Verdict - Check It. If I could gut the middle parts of this story dealing with Chris Powell's origin and innerself nonsense, I'd probably rate this issue an easy Must Read. Those parts are really dragging this miniseries down.
Written by Jason Aaron & Daniel Way
Art by Adam Kubert & Tommy Lee Edwards
This issue is broken up into two parts. One is by Jason Aaron and Adam Kubert while the other is by Daniel Way and Tommy Lee Edwards. If you've been following along, you'll know I'm a fairly big Jason Aaron fanboy, especially in regards to his Wolverine work, but, surprisingly, Daniel Way's half of the book proved to be the stronger of the two.
But first, let's discuss Aaron and Kubert's first half of the book. It amounted to about a dozen or so pages featuring panels, layed out like a calendar, with the days of the week setting off each new panel. Each "day" featured Wolverine on a different team, such as the New Avengers or Uncanny X-Men, or off on a solo adventure, like a fight with Red Hulk or anything to do with Wolverine Origins, or even one of his numerous guest appearances/team-ups, such as with Spider-Man, Deadpool or Thor.

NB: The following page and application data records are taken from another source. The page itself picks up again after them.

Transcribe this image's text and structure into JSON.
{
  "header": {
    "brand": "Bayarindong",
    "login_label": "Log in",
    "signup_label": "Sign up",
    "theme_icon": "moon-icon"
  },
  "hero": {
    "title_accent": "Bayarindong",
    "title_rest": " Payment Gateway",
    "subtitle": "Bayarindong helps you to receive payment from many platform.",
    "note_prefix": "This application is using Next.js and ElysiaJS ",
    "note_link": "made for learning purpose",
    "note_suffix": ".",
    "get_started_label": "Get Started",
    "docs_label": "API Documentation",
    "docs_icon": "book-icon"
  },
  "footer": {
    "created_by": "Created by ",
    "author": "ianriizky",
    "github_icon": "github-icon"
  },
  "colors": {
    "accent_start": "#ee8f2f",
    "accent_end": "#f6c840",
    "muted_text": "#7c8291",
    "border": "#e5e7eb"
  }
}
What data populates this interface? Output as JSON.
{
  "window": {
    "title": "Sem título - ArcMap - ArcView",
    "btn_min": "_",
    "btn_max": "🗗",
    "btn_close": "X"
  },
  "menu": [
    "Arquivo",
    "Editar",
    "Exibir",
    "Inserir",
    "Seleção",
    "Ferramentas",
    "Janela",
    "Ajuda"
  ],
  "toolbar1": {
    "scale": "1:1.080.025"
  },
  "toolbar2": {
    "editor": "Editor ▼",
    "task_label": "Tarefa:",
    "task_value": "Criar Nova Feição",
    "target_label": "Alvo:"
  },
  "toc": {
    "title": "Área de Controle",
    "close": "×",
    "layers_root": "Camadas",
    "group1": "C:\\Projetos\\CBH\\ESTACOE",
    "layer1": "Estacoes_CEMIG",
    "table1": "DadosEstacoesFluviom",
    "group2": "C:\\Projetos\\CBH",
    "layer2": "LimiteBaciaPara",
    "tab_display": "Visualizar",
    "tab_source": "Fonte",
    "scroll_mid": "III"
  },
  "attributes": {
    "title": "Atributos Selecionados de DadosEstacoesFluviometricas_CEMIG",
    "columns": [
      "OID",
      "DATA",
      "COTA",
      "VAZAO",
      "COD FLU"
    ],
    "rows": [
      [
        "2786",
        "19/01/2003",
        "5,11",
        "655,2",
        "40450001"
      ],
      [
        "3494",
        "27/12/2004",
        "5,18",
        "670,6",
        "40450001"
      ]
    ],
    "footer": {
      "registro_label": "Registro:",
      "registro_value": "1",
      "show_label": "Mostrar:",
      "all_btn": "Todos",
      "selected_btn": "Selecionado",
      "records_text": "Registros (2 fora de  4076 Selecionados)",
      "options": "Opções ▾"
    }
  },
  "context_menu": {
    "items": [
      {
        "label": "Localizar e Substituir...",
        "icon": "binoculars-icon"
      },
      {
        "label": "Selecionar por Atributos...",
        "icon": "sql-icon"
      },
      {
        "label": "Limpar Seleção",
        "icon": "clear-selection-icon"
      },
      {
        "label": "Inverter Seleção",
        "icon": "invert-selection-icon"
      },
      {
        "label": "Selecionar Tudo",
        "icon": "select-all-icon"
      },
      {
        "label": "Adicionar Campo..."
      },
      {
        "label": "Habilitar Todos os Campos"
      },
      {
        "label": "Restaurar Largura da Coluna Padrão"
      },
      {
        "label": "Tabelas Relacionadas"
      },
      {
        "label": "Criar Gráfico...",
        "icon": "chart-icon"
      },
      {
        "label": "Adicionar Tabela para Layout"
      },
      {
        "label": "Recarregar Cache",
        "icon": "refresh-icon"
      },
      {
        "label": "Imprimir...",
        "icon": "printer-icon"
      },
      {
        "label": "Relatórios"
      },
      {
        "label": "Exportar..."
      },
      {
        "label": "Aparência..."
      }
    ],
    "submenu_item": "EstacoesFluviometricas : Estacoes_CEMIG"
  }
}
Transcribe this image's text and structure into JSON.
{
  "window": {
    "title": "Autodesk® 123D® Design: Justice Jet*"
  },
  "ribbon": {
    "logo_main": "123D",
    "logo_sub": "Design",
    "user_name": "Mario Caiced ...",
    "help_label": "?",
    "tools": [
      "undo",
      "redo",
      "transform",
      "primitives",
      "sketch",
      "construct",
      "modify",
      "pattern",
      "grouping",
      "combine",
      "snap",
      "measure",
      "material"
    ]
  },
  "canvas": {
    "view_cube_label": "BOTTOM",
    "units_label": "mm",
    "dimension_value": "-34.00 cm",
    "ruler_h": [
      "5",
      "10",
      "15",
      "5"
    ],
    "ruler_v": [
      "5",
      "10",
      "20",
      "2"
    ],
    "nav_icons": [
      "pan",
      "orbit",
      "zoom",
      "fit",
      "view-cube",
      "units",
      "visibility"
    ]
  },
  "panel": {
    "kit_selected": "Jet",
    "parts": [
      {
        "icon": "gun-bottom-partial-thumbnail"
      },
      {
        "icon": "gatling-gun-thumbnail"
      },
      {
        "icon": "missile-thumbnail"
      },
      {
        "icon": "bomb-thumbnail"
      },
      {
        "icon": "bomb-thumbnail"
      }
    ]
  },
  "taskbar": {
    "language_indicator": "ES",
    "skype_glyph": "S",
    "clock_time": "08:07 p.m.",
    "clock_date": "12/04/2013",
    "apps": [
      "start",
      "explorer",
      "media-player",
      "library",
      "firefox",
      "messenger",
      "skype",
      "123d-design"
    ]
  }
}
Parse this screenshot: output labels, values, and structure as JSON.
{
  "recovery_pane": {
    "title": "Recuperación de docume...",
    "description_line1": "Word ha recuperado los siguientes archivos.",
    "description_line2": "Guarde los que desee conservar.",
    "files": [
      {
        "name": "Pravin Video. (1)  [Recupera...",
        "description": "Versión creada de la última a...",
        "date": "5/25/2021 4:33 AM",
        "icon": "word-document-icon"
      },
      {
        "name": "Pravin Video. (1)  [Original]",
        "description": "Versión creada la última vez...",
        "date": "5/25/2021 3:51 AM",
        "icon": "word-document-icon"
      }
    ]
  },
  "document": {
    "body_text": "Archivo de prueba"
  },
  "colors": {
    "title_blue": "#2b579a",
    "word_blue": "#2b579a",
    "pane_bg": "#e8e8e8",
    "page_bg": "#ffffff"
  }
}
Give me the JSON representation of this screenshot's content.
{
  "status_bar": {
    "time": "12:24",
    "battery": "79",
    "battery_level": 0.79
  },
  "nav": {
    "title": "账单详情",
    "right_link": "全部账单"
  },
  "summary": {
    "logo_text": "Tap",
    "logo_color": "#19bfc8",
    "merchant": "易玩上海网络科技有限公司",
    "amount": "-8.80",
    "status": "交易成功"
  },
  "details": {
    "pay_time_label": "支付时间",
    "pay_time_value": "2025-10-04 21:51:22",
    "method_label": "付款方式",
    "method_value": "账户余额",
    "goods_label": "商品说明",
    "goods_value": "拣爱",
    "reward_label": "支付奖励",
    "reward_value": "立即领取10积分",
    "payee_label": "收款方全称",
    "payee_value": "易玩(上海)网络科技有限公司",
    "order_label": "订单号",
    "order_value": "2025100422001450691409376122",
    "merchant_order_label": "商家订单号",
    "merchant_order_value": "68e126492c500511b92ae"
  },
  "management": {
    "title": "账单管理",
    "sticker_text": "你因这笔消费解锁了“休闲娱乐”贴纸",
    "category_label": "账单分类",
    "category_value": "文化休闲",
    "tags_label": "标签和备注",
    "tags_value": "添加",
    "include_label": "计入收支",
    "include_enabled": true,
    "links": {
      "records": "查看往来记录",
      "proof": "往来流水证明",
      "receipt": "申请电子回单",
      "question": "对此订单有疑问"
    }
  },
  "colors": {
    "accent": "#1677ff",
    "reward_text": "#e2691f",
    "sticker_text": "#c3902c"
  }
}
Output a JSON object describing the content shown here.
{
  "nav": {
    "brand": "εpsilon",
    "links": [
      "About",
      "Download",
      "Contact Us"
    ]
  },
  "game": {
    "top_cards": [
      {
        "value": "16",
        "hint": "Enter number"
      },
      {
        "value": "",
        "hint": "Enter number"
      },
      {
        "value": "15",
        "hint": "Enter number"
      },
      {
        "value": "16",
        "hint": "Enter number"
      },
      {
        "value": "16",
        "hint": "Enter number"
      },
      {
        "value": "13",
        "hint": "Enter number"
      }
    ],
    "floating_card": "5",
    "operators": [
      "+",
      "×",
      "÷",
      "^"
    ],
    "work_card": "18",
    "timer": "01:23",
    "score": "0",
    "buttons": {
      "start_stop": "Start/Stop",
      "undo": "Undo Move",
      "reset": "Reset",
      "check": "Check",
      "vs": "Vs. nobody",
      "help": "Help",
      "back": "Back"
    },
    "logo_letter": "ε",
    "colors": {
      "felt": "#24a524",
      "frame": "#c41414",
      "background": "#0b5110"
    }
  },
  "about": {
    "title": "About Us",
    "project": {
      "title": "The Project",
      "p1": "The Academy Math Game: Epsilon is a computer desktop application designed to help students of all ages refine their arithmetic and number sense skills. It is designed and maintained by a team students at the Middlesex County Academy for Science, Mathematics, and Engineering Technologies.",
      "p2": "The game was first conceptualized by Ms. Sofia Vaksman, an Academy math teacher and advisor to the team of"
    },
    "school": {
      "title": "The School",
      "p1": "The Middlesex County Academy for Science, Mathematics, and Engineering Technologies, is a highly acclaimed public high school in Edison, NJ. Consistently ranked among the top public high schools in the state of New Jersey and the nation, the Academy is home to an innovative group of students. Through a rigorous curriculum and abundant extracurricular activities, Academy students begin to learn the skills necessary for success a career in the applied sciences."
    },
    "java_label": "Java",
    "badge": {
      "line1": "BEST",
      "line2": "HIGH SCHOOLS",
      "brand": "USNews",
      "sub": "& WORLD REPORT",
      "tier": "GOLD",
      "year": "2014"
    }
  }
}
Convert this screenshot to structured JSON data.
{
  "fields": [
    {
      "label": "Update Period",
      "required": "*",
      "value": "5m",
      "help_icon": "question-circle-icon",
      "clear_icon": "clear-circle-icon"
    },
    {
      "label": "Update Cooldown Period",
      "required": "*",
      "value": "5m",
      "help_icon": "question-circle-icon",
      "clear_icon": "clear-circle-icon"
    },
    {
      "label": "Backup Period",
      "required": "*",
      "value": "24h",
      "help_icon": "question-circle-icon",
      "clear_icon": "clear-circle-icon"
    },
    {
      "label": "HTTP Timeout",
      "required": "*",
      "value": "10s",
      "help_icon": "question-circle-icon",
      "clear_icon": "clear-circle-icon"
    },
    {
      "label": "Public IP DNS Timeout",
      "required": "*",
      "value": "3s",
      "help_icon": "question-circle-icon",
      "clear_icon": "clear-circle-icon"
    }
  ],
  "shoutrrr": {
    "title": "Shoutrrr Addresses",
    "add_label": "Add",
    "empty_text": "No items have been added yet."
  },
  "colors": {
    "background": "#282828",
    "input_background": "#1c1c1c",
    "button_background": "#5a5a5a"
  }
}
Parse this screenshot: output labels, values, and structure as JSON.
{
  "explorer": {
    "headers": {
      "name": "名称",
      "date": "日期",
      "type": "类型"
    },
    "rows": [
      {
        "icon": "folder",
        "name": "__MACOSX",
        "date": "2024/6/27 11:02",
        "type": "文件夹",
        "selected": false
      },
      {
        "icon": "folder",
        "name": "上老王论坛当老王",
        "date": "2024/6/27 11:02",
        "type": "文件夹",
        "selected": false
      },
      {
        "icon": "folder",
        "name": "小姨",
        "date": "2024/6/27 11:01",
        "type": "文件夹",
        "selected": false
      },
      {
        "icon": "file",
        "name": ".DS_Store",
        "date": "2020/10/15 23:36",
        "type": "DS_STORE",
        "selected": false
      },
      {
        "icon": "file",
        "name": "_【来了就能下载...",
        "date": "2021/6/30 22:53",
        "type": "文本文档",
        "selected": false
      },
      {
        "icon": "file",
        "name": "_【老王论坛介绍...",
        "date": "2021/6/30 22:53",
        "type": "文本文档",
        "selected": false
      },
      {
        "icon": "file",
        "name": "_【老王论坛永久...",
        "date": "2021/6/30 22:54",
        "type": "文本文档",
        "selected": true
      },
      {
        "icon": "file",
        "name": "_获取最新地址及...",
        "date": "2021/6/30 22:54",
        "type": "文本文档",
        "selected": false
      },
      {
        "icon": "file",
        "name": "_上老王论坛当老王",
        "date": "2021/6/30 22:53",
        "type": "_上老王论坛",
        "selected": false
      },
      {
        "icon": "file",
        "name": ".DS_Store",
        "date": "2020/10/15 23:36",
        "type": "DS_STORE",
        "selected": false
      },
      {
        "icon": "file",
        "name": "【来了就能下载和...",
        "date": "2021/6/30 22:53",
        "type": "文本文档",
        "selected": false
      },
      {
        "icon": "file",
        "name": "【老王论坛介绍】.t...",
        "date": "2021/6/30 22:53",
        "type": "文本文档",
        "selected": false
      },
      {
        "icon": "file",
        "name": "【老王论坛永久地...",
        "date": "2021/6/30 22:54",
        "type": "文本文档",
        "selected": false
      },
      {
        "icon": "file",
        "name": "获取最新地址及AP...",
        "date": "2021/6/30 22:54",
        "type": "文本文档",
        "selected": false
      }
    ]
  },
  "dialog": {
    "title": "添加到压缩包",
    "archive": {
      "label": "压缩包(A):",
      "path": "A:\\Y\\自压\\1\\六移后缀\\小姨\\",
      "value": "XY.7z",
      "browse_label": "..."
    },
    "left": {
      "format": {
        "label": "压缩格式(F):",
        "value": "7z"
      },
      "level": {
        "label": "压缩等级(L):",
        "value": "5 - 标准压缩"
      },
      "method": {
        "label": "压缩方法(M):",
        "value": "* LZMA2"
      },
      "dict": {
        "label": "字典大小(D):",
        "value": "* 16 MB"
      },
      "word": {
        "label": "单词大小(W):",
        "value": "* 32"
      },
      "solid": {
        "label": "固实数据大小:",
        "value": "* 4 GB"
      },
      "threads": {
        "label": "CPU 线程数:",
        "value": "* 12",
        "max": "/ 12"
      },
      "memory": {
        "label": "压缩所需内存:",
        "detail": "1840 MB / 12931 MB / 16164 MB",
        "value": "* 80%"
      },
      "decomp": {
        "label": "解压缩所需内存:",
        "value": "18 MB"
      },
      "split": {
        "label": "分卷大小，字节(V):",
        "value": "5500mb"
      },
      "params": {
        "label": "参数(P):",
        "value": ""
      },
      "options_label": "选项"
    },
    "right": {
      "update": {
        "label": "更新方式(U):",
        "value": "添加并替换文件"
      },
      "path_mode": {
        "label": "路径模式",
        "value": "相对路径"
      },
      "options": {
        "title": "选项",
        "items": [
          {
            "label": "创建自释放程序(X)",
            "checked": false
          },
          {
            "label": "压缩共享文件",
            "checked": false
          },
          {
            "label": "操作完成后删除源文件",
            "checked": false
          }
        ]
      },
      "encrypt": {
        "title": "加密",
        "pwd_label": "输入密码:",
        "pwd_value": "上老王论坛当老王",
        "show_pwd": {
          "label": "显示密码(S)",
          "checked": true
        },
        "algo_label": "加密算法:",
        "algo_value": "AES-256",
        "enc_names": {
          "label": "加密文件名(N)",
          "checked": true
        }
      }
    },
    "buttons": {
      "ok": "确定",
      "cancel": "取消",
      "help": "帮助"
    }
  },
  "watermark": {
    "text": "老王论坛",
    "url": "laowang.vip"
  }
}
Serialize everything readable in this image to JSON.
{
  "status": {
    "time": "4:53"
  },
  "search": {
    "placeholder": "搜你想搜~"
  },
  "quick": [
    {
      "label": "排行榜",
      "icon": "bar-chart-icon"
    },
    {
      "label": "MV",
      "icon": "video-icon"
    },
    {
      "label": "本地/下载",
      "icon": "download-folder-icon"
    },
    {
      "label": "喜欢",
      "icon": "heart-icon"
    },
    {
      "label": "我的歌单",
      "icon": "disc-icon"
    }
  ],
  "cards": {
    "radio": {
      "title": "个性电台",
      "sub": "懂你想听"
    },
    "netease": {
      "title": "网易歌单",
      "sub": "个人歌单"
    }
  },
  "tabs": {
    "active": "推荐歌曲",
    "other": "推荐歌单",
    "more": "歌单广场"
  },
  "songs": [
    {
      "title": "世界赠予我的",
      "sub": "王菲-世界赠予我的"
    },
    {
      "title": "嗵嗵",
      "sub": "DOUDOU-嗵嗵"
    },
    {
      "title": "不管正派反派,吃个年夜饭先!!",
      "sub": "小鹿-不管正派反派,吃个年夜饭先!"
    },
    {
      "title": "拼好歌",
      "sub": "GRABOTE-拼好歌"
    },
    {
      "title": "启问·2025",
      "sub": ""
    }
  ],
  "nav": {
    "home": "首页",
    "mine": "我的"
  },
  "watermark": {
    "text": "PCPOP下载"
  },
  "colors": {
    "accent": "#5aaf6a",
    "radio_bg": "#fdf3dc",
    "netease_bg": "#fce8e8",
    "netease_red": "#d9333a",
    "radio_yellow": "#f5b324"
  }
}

It was an interesting showcase of just how crazy Wolverine's life is and the absurdity of the number of books he appears in in any given month, but, in the end, that's all it is - a series of single panels showing random moments from other adventures. There's no story, no direction, no payoffs. Just one panel after another. The final page seems to promise an actual story to go with the dramatic irony of these "daily adventures", but, based on this single issue, I was fairly disappointed with it.
Thankfully (I can't believe I'm saying this), Daniel Way's half of the issue pulls its own weight and then some. It's a story from Logan's past with a biker gang and shows him meeting up with the again after 20 or 30 years. There's nothing really new here that will redefine Wolverine's character, but it's an entertaining read bolstered by Tommy Lee Edwards's art, which I'm a big fan of.
Verdict - Check It. I'm not sure why they broke both stories in half and slapped them together instead of just releasing them each in their own issue and I'm a tad disappointed with how the Aaron/Kubert half panned out, but I think I'm still satisfied with the purchase and, while not an absolute must read issue, think it's definitely worth checking out if either story or creator team interests you.